Exercise: Go through the material line by line and tally those containing the string "this". Only the tally is wanted.

The input:
★ ★ ★ ★
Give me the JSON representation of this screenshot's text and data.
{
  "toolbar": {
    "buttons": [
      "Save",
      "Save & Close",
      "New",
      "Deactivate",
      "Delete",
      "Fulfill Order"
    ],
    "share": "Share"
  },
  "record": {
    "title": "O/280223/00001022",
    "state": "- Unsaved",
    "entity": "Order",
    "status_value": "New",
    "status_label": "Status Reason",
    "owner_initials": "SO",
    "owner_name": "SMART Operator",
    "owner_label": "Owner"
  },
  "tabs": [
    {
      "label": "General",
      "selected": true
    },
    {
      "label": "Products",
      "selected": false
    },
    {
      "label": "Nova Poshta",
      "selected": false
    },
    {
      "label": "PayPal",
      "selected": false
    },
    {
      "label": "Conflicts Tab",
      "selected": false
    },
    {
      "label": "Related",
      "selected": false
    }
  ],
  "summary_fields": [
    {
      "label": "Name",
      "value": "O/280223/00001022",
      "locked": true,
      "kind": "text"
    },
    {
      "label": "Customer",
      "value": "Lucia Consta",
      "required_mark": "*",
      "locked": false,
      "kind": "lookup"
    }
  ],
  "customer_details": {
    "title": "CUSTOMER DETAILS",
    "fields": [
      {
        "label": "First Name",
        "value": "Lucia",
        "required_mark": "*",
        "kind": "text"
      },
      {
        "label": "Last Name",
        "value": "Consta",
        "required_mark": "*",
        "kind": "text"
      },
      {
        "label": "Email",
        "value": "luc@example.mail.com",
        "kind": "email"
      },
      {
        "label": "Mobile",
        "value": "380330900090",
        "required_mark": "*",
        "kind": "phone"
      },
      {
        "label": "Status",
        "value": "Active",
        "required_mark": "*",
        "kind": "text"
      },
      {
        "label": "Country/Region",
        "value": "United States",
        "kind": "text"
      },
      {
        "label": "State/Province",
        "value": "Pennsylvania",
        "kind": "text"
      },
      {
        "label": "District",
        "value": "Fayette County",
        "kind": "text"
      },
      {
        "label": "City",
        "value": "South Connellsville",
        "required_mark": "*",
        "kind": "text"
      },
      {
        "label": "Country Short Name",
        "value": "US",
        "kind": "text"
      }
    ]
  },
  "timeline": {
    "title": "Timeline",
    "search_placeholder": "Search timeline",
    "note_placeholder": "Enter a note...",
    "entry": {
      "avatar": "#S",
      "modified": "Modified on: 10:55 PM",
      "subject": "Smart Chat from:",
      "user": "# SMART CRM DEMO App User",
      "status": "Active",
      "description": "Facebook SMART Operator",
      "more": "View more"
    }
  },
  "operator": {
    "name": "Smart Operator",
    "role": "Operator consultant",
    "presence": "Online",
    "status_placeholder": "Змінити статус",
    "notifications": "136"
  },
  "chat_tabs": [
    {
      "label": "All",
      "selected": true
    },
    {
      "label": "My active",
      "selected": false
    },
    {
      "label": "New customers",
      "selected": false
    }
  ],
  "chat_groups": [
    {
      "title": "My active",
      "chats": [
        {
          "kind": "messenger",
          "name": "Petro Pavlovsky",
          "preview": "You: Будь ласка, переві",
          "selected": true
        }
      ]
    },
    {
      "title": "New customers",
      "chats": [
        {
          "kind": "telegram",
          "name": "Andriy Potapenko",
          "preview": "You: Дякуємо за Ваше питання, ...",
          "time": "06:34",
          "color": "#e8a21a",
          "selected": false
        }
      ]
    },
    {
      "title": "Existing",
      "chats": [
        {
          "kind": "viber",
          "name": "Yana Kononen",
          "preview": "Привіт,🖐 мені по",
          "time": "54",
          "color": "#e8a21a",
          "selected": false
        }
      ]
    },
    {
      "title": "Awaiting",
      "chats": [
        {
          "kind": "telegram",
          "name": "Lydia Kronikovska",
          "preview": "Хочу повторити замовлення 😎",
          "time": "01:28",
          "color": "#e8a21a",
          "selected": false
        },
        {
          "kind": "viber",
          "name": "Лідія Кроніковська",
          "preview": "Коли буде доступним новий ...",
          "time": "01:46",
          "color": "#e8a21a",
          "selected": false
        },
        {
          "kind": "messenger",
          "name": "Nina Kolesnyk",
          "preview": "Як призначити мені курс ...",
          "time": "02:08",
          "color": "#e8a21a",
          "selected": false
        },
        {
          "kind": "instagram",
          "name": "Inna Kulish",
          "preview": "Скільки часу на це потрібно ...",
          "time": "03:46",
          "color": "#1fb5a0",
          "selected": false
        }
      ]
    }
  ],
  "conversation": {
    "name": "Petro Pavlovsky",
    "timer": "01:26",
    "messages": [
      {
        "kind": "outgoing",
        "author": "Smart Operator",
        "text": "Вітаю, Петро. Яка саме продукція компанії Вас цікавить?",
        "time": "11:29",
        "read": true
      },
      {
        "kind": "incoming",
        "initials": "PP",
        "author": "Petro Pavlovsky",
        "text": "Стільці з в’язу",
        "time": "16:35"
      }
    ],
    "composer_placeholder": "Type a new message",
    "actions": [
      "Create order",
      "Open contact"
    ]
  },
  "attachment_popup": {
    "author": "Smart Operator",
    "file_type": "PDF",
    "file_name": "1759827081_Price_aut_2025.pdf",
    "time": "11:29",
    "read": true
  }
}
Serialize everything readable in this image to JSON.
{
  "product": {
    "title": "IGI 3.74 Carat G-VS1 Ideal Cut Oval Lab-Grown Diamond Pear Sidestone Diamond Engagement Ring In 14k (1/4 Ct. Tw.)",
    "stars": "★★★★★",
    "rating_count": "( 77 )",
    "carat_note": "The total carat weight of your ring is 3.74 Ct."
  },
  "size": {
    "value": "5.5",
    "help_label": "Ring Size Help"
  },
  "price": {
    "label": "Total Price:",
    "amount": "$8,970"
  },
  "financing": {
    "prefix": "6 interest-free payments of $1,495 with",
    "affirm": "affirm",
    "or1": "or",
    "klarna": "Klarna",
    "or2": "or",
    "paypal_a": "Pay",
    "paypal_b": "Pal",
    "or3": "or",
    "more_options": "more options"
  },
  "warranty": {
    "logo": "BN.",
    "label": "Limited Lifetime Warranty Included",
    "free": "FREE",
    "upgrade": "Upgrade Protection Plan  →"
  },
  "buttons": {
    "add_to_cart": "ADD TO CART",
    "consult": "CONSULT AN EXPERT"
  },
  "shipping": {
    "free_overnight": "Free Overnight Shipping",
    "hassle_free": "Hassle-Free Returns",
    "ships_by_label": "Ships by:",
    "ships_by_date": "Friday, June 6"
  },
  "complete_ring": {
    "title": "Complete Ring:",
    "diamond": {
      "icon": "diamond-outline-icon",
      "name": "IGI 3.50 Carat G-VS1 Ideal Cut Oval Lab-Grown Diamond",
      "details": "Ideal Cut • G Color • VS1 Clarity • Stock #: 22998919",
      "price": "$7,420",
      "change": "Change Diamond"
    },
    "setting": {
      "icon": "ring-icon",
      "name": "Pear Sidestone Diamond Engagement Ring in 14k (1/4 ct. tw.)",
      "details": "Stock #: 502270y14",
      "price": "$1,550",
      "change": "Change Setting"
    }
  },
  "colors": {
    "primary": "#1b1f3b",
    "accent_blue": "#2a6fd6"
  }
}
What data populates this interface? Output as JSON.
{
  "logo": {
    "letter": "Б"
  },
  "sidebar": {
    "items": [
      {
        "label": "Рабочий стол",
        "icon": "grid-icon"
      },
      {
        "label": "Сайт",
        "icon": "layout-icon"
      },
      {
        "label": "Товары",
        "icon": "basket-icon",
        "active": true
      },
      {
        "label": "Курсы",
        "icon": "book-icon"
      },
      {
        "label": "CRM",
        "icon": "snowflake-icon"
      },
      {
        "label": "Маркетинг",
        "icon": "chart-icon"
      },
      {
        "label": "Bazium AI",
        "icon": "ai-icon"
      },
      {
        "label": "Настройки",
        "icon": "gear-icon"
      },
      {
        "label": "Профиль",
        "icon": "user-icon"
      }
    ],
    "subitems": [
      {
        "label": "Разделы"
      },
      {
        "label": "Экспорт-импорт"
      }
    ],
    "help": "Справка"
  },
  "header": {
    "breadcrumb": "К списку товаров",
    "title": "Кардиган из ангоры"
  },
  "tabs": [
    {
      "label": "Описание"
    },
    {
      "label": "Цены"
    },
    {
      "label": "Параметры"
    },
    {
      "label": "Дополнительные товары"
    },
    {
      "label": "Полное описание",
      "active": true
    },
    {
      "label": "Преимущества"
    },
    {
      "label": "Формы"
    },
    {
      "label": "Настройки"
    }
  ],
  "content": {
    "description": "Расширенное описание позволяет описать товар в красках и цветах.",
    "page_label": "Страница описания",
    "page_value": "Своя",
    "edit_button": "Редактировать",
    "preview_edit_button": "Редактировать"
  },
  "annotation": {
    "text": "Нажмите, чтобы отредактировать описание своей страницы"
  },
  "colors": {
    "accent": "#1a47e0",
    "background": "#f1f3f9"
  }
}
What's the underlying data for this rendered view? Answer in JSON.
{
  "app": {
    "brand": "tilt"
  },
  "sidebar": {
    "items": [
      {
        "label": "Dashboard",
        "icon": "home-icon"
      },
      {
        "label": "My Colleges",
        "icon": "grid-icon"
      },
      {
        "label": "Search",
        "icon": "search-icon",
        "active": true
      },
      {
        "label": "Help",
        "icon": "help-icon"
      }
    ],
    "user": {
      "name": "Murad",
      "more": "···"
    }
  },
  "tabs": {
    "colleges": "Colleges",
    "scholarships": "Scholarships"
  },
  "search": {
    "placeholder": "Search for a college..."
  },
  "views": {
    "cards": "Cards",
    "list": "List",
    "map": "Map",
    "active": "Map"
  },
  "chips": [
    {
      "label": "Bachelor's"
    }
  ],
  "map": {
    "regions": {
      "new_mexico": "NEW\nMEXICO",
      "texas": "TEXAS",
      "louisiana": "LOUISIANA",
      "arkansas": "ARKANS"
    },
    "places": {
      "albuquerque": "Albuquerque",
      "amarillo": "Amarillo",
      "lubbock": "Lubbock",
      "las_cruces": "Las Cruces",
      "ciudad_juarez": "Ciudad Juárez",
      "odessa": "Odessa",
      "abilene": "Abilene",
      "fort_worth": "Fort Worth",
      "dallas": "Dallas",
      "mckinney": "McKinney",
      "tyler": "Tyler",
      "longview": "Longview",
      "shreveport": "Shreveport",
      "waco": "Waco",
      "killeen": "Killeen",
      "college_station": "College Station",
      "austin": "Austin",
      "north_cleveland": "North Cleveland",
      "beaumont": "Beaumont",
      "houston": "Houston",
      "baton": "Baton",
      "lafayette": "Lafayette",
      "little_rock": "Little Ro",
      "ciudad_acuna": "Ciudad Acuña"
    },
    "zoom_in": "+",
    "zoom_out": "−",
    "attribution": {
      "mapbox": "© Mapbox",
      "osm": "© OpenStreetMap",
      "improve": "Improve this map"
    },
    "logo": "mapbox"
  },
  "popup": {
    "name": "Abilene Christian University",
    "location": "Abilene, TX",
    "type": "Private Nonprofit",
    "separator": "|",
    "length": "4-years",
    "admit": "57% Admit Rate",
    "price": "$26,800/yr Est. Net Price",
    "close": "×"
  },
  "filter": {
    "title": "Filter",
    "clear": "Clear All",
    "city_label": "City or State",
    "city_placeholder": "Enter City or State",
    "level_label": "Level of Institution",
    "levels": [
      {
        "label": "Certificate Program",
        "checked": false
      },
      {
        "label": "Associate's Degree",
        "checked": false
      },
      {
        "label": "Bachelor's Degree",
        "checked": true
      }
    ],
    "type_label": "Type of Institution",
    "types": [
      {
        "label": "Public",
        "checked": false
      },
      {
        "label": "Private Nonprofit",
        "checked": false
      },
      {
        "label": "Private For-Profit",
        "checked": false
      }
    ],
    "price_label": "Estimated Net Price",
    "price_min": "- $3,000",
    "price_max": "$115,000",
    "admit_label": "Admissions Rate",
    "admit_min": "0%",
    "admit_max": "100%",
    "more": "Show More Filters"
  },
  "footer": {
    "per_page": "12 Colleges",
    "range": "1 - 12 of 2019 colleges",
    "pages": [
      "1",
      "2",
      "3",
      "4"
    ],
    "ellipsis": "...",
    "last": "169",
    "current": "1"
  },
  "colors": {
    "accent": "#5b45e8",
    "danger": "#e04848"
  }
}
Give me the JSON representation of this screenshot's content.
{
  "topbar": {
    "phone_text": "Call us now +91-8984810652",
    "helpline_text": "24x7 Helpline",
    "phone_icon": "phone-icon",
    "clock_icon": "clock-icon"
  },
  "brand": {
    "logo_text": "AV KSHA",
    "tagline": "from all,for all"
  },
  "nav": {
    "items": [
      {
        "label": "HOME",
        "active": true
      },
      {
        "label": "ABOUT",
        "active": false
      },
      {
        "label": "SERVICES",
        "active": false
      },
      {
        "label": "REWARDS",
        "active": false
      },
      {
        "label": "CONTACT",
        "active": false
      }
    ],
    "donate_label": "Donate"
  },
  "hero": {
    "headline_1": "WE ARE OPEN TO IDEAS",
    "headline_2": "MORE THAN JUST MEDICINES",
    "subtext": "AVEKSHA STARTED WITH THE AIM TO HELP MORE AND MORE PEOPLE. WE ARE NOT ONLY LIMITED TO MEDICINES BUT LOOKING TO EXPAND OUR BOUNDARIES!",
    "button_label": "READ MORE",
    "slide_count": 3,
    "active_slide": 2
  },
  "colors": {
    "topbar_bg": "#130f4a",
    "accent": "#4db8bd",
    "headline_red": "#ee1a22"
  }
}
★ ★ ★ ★
Response: 6